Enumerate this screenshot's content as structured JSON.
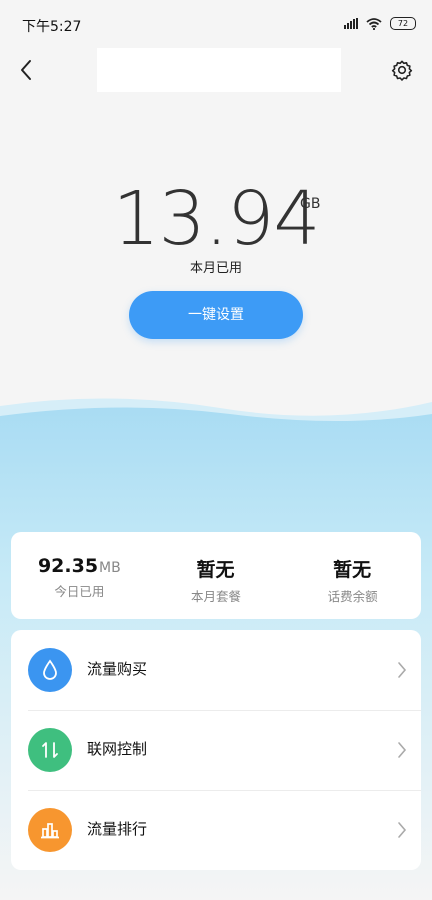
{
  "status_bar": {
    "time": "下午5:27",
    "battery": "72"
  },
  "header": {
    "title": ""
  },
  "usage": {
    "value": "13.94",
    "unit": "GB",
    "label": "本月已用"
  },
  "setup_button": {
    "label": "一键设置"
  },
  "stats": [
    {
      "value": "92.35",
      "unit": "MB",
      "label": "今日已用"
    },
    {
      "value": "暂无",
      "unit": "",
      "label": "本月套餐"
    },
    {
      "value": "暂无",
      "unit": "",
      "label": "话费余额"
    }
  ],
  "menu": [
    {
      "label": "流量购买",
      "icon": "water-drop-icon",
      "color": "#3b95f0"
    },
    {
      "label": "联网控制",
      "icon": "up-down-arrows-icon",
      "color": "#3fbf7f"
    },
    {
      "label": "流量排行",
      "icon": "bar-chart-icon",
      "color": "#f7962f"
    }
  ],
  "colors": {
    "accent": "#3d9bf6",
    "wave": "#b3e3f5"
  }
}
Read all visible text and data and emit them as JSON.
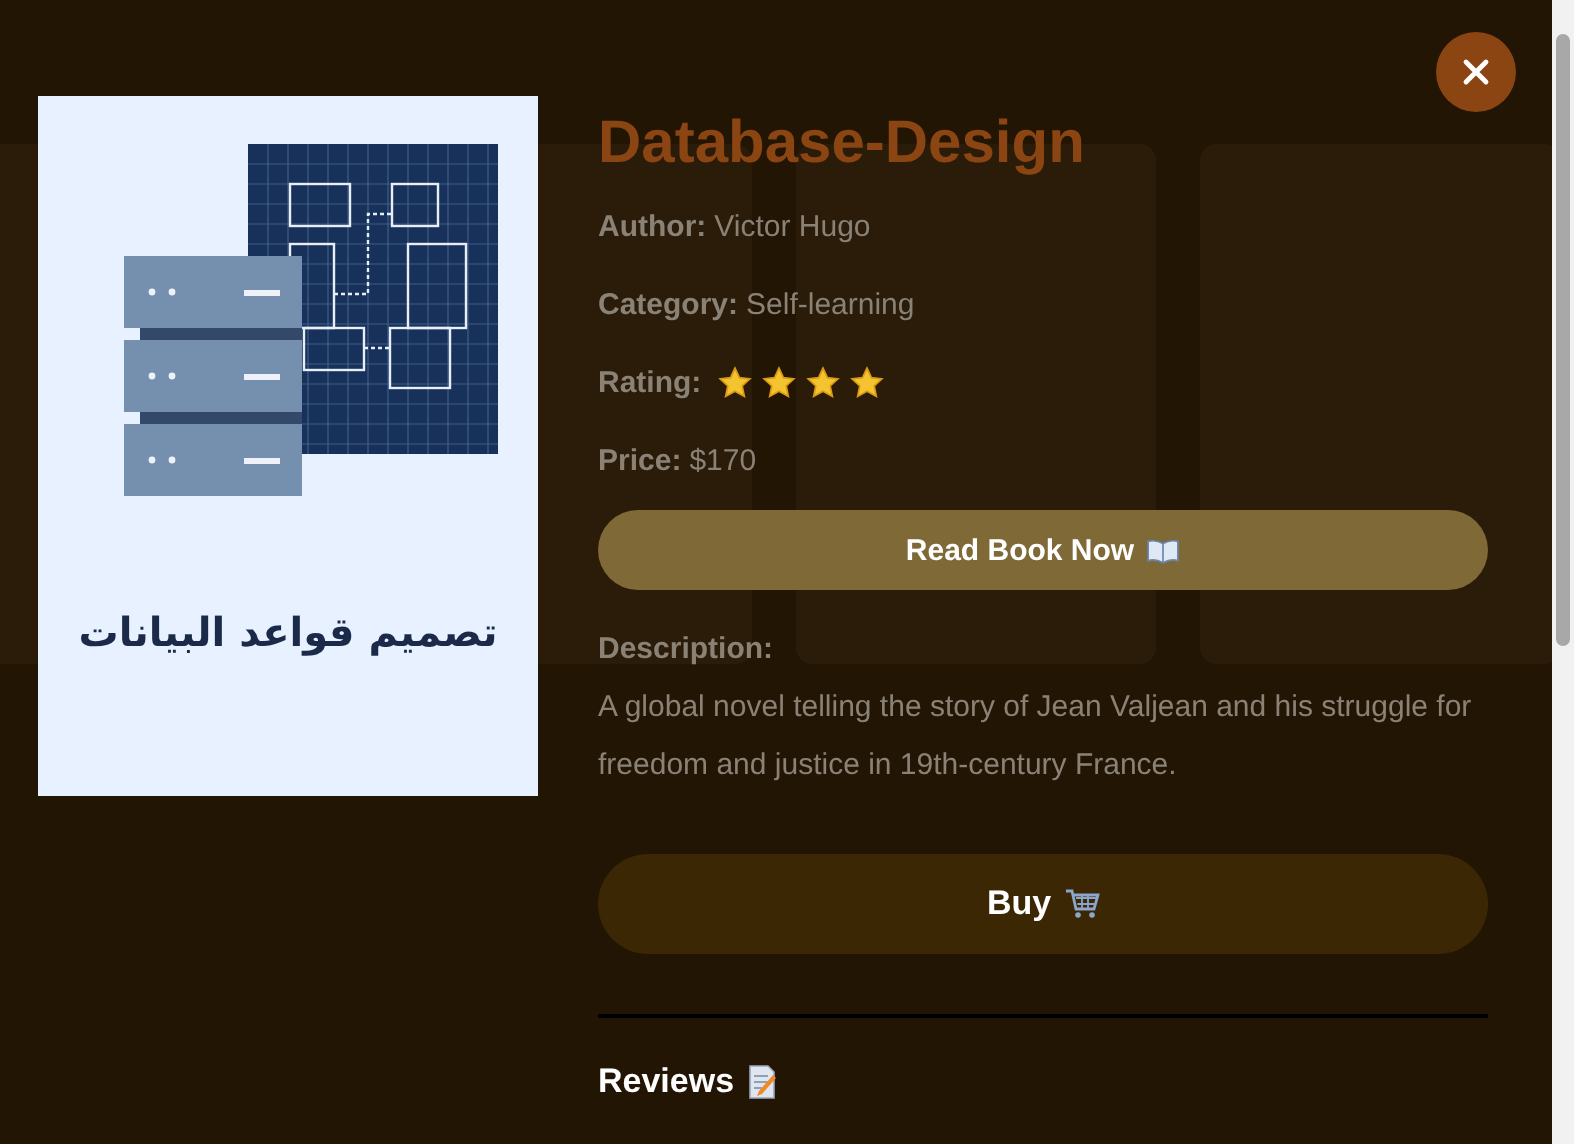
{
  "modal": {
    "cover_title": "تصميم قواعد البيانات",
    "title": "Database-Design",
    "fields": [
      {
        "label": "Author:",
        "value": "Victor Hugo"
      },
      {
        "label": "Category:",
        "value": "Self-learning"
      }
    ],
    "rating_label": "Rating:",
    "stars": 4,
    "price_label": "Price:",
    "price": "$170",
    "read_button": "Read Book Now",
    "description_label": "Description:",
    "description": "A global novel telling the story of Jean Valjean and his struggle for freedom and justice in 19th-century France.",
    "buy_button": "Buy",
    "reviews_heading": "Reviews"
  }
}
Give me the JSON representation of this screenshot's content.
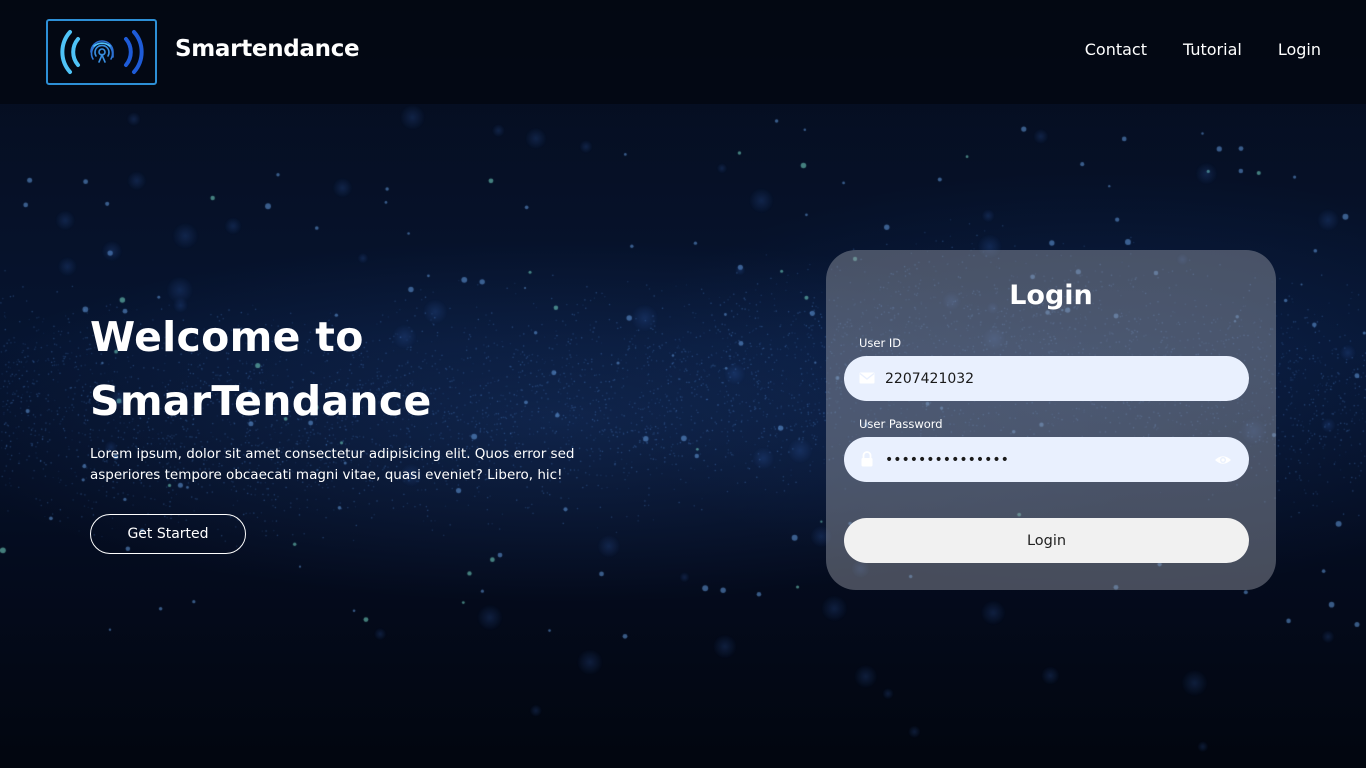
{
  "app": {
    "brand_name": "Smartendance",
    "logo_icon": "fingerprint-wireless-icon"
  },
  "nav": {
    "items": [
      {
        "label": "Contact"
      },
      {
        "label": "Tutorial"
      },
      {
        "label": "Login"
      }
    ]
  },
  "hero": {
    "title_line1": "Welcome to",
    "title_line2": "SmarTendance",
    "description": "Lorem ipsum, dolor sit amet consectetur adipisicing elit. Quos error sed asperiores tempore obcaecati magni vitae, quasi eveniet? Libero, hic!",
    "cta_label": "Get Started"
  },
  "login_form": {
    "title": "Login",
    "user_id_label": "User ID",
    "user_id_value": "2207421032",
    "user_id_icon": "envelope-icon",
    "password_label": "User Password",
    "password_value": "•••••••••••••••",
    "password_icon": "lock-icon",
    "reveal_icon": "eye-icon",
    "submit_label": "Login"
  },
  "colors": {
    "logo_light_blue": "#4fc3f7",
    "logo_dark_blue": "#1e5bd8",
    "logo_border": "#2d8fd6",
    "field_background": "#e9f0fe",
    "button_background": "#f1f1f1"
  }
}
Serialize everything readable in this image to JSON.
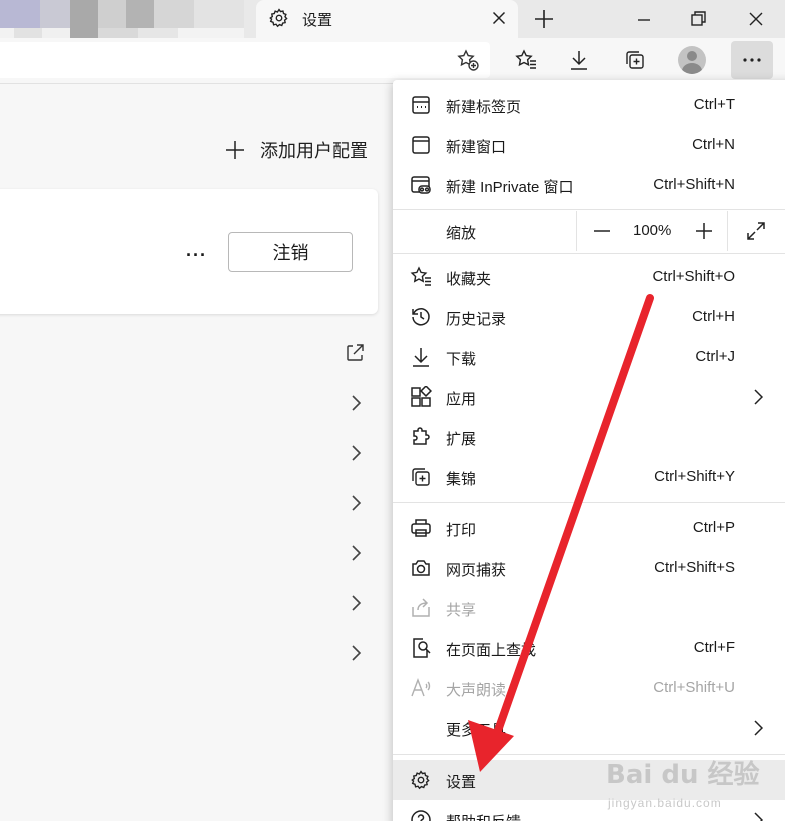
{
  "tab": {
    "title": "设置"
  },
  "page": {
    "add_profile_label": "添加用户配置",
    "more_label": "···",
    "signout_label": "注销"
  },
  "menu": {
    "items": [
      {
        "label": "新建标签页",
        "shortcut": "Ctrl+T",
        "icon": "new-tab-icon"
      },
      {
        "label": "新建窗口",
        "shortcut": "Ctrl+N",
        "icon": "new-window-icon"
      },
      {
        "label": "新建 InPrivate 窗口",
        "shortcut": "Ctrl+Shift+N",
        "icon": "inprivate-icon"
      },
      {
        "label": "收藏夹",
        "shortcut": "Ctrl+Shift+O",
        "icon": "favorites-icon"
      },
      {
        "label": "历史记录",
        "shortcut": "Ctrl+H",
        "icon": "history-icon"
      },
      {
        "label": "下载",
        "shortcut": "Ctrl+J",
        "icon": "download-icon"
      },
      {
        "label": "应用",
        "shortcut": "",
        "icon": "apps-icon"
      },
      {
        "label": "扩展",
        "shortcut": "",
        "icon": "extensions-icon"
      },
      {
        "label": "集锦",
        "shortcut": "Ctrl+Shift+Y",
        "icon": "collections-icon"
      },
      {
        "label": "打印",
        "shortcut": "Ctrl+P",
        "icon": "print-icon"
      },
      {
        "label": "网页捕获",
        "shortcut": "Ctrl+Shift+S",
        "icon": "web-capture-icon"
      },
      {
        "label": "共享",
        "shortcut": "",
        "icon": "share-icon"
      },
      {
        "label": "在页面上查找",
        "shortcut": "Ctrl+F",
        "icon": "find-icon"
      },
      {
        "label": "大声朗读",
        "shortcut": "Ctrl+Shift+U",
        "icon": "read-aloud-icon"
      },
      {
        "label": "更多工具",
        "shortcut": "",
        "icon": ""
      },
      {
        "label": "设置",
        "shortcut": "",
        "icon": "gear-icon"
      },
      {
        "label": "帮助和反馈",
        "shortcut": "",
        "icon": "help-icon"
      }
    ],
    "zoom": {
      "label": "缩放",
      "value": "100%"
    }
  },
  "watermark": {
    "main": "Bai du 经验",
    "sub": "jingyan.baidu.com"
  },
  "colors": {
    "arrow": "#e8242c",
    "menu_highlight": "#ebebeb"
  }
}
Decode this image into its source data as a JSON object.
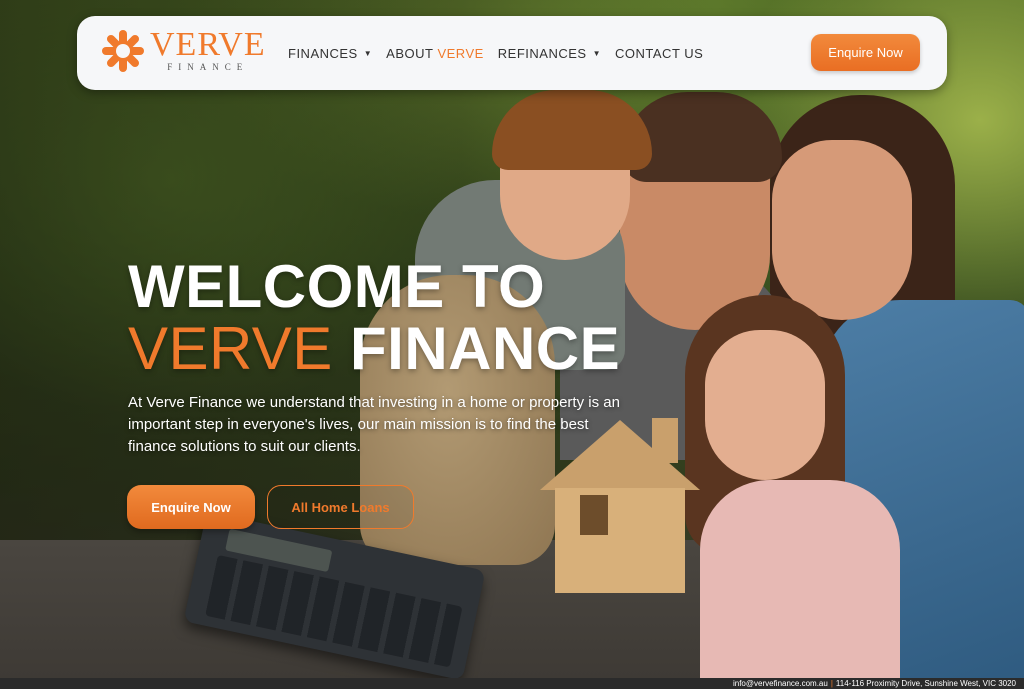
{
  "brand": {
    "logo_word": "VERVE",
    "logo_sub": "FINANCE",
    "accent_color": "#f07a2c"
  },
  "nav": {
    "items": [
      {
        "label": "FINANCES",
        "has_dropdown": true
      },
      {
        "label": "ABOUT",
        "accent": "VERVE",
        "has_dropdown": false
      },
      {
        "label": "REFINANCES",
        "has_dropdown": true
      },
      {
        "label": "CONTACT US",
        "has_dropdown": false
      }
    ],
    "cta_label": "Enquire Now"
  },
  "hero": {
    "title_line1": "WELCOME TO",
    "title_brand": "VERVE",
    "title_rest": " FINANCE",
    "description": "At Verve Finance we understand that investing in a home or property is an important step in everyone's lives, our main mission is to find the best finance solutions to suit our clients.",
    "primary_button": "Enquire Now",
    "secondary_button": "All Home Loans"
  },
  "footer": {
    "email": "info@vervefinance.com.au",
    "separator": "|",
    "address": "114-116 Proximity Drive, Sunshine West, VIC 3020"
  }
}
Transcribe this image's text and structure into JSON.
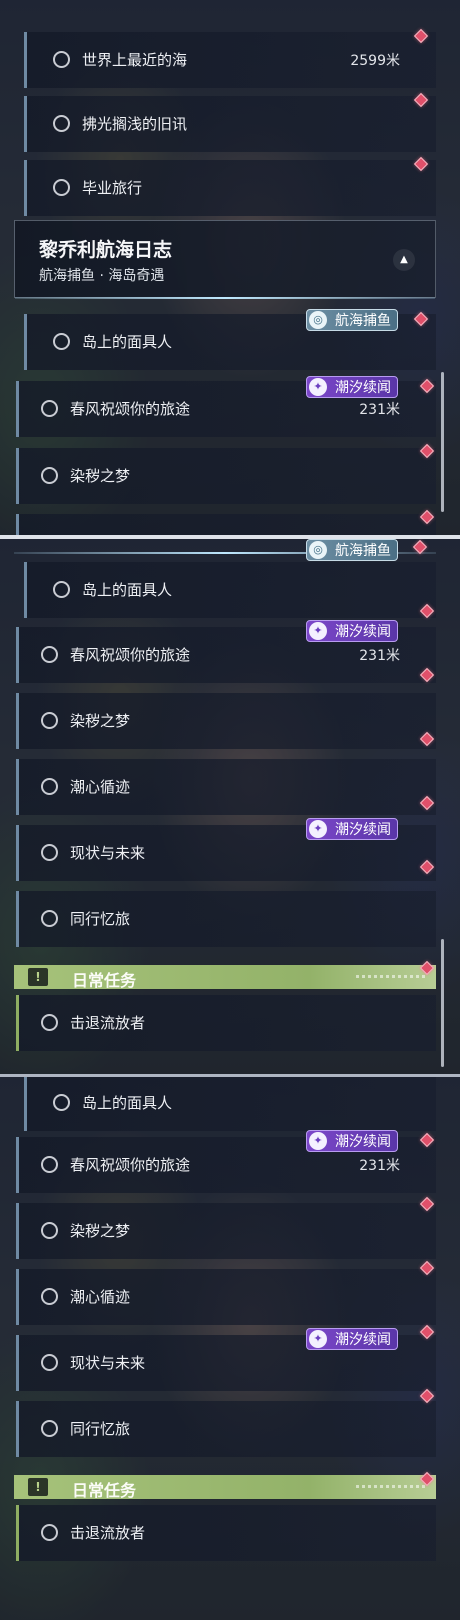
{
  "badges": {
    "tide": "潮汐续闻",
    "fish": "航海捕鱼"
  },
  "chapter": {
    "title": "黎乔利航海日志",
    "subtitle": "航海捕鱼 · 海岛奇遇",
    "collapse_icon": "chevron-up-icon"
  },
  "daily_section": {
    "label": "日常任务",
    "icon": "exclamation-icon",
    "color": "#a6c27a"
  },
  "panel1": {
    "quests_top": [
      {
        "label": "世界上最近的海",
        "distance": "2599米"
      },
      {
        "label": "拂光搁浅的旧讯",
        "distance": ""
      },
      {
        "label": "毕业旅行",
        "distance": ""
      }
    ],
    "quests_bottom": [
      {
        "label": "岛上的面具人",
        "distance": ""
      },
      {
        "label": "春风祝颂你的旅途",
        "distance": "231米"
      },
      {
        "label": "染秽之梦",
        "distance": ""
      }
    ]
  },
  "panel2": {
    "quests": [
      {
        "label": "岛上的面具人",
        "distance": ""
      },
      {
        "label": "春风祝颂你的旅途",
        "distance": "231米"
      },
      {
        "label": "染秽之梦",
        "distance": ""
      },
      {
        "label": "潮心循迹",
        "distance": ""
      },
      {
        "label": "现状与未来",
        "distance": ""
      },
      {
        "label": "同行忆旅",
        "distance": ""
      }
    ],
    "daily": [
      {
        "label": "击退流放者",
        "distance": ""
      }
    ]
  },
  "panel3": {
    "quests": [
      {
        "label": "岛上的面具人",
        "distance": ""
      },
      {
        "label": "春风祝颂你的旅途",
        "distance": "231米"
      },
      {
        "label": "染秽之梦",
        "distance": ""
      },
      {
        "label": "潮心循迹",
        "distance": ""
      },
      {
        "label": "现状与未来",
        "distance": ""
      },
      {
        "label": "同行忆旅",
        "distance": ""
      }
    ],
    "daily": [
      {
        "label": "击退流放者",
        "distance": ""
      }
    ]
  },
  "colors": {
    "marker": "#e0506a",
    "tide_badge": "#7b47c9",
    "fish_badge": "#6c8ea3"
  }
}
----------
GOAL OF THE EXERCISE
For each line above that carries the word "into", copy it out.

REPLY TO THE EXERCISE
Decode this image into its source data as a JSON object.
Transcribe this image's text and structure into JSON.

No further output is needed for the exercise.